» **Brief**
Read through the material below and copy each line in which the word "hours" occurs.

» **Supplied entries**
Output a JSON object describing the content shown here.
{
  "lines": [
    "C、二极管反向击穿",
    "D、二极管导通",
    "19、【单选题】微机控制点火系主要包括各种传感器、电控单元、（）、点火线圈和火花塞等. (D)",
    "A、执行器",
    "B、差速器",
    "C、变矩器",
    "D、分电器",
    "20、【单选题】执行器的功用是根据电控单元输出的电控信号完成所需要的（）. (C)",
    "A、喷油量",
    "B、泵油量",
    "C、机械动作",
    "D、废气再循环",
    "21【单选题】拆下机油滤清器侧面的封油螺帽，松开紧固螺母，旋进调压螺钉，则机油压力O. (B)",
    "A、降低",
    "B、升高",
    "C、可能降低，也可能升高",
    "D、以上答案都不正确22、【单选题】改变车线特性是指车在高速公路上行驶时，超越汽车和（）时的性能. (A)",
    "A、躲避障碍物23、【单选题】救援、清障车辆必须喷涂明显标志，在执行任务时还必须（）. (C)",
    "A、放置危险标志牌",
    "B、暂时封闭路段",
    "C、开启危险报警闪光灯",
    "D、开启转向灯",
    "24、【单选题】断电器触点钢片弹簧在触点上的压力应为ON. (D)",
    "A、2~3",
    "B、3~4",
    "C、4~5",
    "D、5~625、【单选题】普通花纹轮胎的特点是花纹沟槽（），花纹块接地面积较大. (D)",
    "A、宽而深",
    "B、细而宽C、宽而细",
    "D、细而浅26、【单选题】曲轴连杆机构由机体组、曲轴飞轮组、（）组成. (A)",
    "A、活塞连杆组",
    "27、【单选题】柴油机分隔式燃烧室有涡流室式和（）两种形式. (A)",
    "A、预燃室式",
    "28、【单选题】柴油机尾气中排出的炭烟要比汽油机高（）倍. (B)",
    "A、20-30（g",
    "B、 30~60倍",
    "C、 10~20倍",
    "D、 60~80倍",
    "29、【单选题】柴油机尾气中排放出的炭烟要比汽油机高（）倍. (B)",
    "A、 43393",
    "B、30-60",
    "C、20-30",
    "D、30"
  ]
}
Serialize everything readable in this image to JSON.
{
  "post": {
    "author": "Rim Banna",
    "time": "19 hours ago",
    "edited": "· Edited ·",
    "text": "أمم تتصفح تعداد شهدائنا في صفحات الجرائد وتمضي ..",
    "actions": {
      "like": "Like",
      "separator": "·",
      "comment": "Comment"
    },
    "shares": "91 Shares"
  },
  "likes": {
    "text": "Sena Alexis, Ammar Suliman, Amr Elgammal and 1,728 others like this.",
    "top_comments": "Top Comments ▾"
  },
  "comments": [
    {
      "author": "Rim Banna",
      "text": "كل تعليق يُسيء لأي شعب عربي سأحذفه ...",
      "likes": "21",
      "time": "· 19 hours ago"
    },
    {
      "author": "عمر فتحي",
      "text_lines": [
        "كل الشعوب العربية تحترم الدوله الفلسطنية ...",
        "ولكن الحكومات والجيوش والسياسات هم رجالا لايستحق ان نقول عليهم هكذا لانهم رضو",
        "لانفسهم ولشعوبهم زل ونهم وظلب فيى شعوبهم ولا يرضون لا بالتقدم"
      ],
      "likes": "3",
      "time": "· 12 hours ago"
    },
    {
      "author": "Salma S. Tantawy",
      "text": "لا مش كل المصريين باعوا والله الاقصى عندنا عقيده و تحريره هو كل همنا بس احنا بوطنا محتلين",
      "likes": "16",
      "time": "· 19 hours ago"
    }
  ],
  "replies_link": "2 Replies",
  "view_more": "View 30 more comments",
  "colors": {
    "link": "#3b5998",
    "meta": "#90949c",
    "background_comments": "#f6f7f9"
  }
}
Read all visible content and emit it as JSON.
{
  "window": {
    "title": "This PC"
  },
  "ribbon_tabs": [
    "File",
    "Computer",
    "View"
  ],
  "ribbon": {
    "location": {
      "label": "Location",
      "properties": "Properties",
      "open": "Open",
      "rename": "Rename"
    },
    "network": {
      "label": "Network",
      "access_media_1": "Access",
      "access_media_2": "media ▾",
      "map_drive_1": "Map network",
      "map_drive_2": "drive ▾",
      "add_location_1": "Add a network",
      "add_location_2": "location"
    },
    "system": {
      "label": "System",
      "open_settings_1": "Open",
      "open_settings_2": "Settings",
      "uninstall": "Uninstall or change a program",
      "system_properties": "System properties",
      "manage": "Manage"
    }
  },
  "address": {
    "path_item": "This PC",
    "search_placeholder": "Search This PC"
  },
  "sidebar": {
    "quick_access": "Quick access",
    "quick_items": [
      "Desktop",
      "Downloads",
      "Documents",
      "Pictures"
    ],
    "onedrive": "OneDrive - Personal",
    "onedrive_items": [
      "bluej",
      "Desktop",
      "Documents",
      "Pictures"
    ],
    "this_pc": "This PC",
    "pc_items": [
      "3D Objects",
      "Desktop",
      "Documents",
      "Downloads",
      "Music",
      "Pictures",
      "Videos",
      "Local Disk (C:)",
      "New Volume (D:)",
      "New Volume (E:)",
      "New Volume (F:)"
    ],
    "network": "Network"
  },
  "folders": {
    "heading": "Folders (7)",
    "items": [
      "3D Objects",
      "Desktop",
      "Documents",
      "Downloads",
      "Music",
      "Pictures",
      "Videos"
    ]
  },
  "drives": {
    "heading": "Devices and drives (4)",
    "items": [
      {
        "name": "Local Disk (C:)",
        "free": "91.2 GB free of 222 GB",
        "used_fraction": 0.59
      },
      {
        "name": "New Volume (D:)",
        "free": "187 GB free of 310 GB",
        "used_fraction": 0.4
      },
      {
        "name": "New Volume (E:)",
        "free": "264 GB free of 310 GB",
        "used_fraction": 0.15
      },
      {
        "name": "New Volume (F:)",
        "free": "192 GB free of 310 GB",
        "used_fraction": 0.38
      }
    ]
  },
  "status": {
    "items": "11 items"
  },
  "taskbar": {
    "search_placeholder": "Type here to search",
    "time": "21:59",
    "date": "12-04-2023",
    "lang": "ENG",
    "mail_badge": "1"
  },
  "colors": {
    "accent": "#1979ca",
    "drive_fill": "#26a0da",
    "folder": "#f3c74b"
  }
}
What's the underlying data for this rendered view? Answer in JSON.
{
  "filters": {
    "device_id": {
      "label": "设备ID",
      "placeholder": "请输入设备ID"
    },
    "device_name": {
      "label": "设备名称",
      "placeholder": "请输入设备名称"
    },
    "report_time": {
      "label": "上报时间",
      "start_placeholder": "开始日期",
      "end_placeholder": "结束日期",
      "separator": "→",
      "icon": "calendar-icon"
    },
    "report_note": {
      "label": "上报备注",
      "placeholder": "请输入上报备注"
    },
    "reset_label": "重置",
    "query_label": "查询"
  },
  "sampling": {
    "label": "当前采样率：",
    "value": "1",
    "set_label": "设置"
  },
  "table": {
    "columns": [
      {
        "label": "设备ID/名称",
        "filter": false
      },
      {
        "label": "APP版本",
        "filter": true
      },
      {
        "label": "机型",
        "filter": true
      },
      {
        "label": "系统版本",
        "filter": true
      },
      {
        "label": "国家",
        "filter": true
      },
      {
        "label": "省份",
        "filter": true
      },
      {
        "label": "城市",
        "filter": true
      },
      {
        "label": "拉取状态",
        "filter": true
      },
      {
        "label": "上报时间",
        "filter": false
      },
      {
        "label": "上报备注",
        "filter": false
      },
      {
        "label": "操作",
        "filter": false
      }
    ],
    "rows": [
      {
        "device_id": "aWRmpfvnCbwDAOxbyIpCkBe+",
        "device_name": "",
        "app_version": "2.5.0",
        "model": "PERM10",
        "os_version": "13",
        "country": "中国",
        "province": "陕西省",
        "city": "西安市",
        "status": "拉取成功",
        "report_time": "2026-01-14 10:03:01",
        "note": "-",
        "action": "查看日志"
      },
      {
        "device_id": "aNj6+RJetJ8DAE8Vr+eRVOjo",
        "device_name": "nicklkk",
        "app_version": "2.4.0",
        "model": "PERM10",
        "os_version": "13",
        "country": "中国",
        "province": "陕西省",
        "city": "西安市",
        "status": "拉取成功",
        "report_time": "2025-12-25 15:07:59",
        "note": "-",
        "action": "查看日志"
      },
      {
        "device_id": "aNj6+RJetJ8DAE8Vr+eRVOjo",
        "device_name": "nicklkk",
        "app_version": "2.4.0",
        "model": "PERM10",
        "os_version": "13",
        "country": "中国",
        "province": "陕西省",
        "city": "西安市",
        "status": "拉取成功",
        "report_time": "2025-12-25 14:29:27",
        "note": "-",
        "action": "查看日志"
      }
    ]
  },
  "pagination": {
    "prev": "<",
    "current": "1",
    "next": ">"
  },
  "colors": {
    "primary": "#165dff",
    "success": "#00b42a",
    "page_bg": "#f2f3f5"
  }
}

» **Result for this exercise**
    "time": "19 hours ago",
      "time": "· 19 hours ago"
      "time": "· 12 hours ago"
      "time": "· 19 hours ago"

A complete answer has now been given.